Provided information:
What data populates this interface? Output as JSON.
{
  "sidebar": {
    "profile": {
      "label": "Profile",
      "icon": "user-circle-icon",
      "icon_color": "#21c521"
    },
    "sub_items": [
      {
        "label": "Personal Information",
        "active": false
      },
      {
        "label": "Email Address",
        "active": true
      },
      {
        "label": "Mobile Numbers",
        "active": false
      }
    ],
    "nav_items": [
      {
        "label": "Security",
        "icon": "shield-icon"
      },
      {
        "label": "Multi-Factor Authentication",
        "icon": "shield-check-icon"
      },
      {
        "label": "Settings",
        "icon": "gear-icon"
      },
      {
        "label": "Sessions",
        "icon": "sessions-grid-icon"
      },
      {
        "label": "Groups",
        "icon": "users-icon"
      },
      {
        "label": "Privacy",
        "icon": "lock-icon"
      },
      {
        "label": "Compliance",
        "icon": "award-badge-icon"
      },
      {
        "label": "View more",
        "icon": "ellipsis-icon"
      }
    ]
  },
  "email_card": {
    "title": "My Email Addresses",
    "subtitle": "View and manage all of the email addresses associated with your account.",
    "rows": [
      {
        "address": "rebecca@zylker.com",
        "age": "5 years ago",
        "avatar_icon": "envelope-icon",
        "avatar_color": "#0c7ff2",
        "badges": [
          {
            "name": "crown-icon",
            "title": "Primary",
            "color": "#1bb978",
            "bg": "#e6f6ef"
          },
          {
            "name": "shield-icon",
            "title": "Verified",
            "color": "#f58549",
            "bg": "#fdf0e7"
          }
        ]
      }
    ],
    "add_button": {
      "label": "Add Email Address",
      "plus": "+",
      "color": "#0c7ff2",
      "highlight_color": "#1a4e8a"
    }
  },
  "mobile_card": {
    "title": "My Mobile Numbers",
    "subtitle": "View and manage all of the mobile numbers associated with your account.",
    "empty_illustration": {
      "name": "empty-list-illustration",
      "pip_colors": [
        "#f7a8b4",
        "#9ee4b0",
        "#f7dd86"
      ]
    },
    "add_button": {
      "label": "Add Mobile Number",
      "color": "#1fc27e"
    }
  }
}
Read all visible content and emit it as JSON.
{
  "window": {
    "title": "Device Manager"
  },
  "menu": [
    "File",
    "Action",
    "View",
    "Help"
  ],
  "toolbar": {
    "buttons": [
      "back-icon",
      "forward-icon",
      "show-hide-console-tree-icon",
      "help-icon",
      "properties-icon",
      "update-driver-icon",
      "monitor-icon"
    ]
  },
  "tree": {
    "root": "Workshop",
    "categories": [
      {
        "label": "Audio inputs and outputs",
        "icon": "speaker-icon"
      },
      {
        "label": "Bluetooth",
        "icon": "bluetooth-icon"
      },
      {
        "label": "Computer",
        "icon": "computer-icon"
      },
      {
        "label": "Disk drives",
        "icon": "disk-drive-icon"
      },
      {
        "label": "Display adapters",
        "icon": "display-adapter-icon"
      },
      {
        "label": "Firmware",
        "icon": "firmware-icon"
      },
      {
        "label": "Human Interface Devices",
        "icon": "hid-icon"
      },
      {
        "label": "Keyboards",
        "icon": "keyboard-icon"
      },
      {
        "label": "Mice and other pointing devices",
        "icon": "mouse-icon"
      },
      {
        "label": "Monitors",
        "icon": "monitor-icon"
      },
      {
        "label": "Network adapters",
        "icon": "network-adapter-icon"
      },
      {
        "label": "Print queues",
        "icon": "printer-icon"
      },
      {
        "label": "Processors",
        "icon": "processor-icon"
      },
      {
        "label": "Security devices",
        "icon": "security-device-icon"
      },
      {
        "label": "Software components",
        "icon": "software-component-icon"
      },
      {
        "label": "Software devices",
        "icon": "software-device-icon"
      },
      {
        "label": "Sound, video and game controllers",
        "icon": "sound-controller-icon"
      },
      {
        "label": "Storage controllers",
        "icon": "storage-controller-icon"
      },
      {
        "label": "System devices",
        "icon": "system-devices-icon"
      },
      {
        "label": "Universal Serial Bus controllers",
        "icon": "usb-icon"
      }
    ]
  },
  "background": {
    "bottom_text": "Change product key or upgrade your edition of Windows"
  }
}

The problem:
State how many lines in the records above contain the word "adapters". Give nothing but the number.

Exercise result:
2